Occupational therapists often work with clients needing computer or tablet access. There are a number of things to consider. First, there is the physical access of actually controlling the keyboard and mouse. There is the visual aspect of being able to see the display, track the cursor on the screen, and coordination of eye-hand movements between the mouse and the cursor on the display. There is also a cognitive aspect of understanding whatever my application might be, whether it is a software program on the computer or mobile app on a tablet or even a smart phone. Finally, there is the functional context. This is something that is very critical that we, as occupational therapists, can bring to the table. “What is the goal?” Why is the client using a computer or tablet? It is easy to think of the tablet as the goal, but it is not. It is what we are doing functionally with that device. It is very important for us to keep in mind the functional context; what is the goal of us using this technology?

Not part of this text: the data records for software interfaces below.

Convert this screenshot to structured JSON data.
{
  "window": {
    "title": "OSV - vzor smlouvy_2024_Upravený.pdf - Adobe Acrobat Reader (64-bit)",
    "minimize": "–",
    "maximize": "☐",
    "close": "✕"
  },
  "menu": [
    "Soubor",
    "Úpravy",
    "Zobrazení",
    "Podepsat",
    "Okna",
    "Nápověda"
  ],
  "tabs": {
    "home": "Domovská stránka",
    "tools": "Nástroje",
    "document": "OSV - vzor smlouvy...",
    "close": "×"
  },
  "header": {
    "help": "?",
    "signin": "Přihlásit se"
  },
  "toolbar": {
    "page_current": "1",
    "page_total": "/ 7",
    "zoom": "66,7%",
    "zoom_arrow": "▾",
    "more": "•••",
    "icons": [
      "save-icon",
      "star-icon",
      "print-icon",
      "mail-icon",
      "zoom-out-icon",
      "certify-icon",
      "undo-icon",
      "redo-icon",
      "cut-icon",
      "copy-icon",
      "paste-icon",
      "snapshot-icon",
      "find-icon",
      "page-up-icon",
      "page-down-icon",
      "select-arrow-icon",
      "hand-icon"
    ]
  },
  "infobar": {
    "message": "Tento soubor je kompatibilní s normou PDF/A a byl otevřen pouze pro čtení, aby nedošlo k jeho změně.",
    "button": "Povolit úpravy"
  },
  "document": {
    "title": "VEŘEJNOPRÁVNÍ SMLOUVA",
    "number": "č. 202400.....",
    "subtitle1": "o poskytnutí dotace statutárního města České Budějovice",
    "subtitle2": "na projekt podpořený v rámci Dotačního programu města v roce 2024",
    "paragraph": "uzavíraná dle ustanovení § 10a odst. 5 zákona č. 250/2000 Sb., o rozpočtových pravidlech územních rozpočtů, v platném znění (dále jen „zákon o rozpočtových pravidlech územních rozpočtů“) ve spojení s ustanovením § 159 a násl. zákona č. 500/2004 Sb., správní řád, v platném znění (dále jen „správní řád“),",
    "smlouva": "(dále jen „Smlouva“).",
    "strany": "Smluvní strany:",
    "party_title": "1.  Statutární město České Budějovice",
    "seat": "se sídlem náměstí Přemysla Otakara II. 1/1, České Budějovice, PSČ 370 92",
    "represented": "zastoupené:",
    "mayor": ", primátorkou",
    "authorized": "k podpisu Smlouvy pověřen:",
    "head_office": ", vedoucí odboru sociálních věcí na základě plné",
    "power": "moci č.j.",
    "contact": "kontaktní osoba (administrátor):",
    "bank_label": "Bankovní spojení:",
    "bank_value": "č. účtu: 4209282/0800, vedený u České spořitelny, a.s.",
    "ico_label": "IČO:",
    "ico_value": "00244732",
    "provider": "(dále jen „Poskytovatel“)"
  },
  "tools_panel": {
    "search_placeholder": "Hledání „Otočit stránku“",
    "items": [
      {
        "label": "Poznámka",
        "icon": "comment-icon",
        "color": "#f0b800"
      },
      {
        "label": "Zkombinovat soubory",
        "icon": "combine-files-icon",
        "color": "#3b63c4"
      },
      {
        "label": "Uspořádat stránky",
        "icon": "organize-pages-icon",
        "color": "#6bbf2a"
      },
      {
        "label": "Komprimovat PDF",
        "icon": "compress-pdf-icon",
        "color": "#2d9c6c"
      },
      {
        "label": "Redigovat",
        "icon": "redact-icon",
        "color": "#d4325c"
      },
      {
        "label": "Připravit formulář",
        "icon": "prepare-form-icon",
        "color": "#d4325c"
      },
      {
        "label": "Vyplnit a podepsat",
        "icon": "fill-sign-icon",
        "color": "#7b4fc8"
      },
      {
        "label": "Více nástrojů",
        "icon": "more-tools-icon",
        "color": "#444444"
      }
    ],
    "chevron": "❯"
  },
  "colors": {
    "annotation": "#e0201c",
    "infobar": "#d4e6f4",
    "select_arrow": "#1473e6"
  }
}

Computer Access Hierarchy
Going through our computer access options, we are going to follow somewhat of hierarchy. There is a written version of this computer access hierarchy that is listed in our resources at the end of this course. In following that hierarchy, we are going to start with standard computer access methods, and that means the standard keyboard. The first question we need ask ourselves is, "Can the client physically access that standard computer keyboard?" If so, great; we are done. If not, we need to look at other options.
Our first step is to look at the accessibility features within the computer operating system. Every computer has an operating system. PC computers use Windows operating system. Those continue to change. We are at Windows 8 right now. Apple or Mac computers use IOS operating system. Each of these operating systems has a variety of accessibility settings. These settings not only vary from operating system to operating system, from Windows to IOS, but also vary with the version. For example, the accessibility settings in Windows 7 might be different than those in Windows 8.